▶ **Problem requirements**
From the first line to the last, write out the data below exactly.

========================

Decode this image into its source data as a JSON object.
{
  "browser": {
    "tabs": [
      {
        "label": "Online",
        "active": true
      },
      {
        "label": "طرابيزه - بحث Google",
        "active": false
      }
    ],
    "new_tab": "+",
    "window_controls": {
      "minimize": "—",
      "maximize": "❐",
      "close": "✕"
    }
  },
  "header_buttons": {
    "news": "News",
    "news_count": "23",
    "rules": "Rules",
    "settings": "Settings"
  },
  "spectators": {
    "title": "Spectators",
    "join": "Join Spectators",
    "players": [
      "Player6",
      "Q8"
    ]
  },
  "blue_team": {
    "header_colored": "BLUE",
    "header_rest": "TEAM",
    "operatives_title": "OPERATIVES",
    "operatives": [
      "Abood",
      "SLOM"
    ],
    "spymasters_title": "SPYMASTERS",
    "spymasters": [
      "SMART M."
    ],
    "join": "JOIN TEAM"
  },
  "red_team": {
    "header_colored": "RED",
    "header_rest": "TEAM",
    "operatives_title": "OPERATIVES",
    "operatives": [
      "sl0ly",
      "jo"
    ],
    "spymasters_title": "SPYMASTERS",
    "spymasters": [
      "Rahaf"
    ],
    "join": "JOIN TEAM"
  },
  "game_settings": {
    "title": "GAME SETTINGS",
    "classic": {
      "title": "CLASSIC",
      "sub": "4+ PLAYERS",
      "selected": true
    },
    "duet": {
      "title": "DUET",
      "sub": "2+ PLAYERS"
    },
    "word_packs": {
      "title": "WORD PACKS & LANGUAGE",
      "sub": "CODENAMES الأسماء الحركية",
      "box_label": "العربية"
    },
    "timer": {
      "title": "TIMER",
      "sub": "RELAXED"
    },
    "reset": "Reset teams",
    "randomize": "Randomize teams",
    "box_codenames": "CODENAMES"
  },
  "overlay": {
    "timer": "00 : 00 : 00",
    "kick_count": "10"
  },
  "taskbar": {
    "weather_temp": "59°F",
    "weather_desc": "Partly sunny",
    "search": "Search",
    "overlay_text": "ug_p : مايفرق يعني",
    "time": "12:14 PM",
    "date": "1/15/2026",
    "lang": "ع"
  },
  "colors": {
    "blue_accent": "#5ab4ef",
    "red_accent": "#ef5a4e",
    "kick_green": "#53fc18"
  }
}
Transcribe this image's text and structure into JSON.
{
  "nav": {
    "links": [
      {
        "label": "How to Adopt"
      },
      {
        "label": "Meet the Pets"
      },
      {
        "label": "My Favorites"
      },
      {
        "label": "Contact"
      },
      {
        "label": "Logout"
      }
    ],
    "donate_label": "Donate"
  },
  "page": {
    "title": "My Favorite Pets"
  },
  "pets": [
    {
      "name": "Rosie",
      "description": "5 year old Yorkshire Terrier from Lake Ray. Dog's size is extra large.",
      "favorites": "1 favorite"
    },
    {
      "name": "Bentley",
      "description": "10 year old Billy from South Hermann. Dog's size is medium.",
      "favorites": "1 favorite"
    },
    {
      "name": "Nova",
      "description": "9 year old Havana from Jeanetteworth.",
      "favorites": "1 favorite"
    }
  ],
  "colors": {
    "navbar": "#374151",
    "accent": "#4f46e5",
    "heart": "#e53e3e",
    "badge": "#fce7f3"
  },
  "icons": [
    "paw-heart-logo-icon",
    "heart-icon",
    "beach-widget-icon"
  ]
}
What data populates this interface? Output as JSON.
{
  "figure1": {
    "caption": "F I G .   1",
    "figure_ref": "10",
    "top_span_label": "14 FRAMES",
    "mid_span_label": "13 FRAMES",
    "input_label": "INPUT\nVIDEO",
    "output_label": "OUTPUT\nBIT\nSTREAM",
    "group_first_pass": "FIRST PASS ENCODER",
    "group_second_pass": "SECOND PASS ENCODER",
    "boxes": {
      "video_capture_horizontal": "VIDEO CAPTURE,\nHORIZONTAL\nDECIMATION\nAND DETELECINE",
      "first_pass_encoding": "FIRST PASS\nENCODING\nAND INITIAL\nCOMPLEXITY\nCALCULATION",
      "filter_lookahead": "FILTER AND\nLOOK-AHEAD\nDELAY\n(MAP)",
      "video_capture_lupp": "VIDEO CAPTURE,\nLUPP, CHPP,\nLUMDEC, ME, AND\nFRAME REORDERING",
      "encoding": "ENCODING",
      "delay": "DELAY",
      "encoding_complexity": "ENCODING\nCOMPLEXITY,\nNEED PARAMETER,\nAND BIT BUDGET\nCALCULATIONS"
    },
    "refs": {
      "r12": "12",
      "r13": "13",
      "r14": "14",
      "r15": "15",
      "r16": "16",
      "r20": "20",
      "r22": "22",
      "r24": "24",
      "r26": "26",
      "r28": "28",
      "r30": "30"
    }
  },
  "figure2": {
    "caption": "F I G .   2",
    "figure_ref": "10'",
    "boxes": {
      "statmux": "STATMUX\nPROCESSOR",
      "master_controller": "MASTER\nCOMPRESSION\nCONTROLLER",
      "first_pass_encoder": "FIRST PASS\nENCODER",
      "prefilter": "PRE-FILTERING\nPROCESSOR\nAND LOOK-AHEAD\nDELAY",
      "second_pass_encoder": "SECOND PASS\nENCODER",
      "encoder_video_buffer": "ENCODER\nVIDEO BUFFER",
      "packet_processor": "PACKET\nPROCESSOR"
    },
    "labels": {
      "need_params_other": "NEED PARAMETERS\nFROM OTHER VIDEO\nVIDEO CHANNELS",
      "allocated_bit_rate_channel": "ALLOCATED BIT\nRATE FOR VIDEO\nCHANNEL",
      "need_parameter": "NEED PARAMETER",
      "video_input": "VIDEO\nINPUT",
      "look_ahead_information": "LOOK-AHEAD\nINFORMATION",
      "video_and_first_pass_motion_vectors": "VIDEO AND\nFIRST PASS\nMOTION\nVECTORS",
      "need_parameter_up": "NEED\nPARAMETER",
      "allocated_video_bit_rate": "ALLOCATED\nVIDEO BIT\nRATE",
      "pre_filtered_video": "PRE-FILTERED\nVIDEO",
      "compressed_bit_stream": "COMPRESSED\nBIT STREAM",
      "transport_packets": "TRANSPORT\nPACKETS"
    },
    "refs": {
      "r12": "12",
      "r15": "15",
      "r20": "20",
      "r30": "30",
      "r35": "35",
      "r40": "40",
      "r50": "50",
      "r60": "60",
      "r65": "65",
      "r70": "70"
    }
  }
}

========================

▶ **Reply**
Decode this image into its source data as a JSON object.
{
  "browser": {
    "tabs": [
      {
        "label": "Online",
        "active": true
      },
      {
        "label": "طرابيزه - بحث Google",
        "active": false
      }
    ],
    "new_tab": "+",
    "window_controls": {
      "minimize": "—",
      "maximize": "❐",
      "close": "✕"
    }
  },
  "header_buttons": {
    "news": "News",
    "news_count": "23",
    "rules": "Rules",
    "settings": "Settings"
  },
  "spectators": {
    "title": "Spectators",
    "join": "Join Spectators",
    "players": [
      "Player6",
      "Q8"
    ]
  },
  "blue_team": {
    "header_colored": "BLUE",
    "header_rest": "TEAM",
    "operatives_title": "OPERATIVES",
    "operatives": [
      "Abood",
      "SLOM"
    ],
    "spymasters_title": "SPYMASTERS",
    "spymasters": [
      "SMART M."
    ],
    "join": "JOIN TEAM"
  },
  "red_team": {
    "header_colored": "RED",
    "header_rest": "TEAM",
    "operatives_title": "OPERATIVES",
    "operatives": [
      "sl0ly",
      "jo"
    ],
    "spymasters_title": "SPYMASTERS",
    "spymasters": [
      "Rahaf"
    ],
    "join": "JOIN TEAM"
  },
  "game_settings": {
    "title": "GAME SETTINGS",
    "classic": {
      "title": "CLASSIC",
      "sub": "4+ PLAYERS",
      "selected": true
    },
    "duet": {
      "title": "DUET",
      "sub": "2+ PLAYERS"
    },
    "word_packs": {
      "title": "WORD PACKS & LANGUAGE",
      "sub": "CODENAMES الأسماء الحركية",
      "box_label": "العربية"
    },
    "timer": {
      "title": "TIMER",
      "sub": "RELAXED"
    },
    "reset": "Reset teams",
    "randomize": "Randomize teams",
    "box_codenames": "CODENAMES"
  },
  "overlay": {
    "timer": "00 : 00 : 00",
    "kick_count": "10"
  },
  "taskbar": {
    "weather_temp": "59°F",
    "weather_desc": "Partly sunny",
    "search": "Search",
    "overlay_text": "ug_p : مايفرق يعني",
    "time": "12:14 PM",
    "date": "1/15/2026",
    "lang": "ع"
  },
  "colors": {
    "blue_accent": "#5ab4ef",
    "red_accent": "#ef5a4e",
    "kick_green": "#53fc18"
  }
}
Transcribe this image's text and structure into JSON.
{
  "nav": {
    "links": [
      {
        "label": "How to Adopt"
      },
      {
        "label": "Meet the Pets"
      },
      {
        "label": "My Favorites"
      },
      {
        "label": "Contact"
      },
      {
        "label": "Logout"
      }
    ],
    "donate_label": "Donate"
  },
  "page": {
    "title": "My Favorite Pets"
  },
  "pets": [
    {
      "name": "Rosie",
      "description": "5 year old Yorkshire Terrier from Lake Ray. Dog's size is extra large.",
      "favorites": "1 favorite"
    },
    {
      "name": "Bentley",
      "description": "10 year old Billy from South Hermann. Dog's size is medium.",
      "favorites": "1 favorite"
    },
    {
      "name": "Nova",
      "description": "9 year old Havana from Jeanetteworth.",
      "favorites": "1 favorite"
    }
  ],
  "colors": {
    "navbar": "#374151",
    "accent": "#4f46e5",
    "heart": "#e53e3e",
    "badge": "#fce7f3"
  },
  "icons": [
    "paw-heart-logo-icon",
    "heart-icon",
    "beach-widget-icon"
  ]
}
What data populates this interface? Output as JSON.
{
  "figure1": {
    "caption": "F I G .   1",
    "figure_ref": "10",
    "top_span_label": "14 FRAMES",
    "mid_span_label": "13 FRAMES",
    "input_label": "INPUT\nVIDEO",
    "output_label": "OUTPUT\nBIT\nSTREAM",
    "group_first_pass": "FIRST PASS ENCODER",
    "group_second_pass": "SECOND PASS ENCODER",
    "boxes": {
      "video_capture_horizontal": "VIDEO CAPTURE,\nHORIZONTAL\nDECIMATION\nAND DETELECINE",
      "first_pass_encoding": "FIRST PASS\nENCODING\nAND INITIAL\nCOMPLEXITY\nCALCULATION",
      "filter_lookahead": "FILTER AND\nLOOK-AHEAD\nDELAY\n(MAP)",
      "video_capture_lupp": "VIDEO CAPTURE,\nLUPP, CHPP,\nLUMDEC, ME, AND\nFRAME REORDERING",
      "encoding": "ENCODING",
      "delay": "DELAY",
      "encoding_complexity": "ENCODING\nCOMPLEXITY,\nNEED PARAMETER,\nAND BIT BUDGET\nCALCULATIONS"
    },
    "refs": {
      "r12": "12",
      "r13": "13",
      "r14": "14",
      "r15": "15",
      "r16": "16",
      "r20": "20",
      "r22": "22",
      "r24": "24",
      "r26": "26",
      "r28": "28",
      "r30": "30"
    }
  },
  "figure2": {
    "caption": "F I G .   2",
    "figure_ref": "10'",
    "boxes": {
      "statmux": "STATMUX\nPROCESSOR",
      "master_controller": "MASTER\nCOMPRESSION\nCONTROLLER",
      "first_pass_encoder": "FIRST PASS\nENCODER",
      "prefilter": "PRE-FILTERING\nPROCESSOR\nAND LOOK-AHEAD\nDELAY",
      "second_pass_encoder": "SECOND PASS\nENCODER",
      "encoder_video_buffer": "ENCODER\nVIDEO BUFFER",
      "packet_processor": "PACKET\nPROCESSOR"
    },
    "labels": {
      "need_params_other": "NEED PARAMETERS\nFROM OTHER VIDEO\nVIDEO CHANNELS",
      "allocated_bit_rate_channel": "ALLOCATED BIT\nRATE FOR VIDEO\nCHANNEL",
      "need_parameter": "NEED PARAMETER",
      "video_input": "VIDEO\nINPUT",
      "look_ahead_information": "LOOK-AHEAD\nINFORMATION",
      "video_and_first_pass_motion_vectors": "VIDEO AND\nFIRST PASS\nMOTION\nVECTORS",
      "need_parameter_up": "NEED\nPARAMETER",
      "allocated_video_bit_rate": "ALLOCATED\nVIDEO BIT\nRATE",
      "pre_filtered_video": "PRE-FILTERED\nVIDEO",
      "compressed_bit_stream": "COMPRESSED\nBIT STREAM",
      "transport_packets": "TRANSPORT\nPACKETS"
    },
    "refs": {
      "r12": "12",
      "r15": "15",
      "r20": "20",
      "r30": "30",
      "r35": "35",
      "r40": "40",
      "r50": "50",
      "r60": "60",
      "r65": "65",
      "r70": "70"
    }
  }
}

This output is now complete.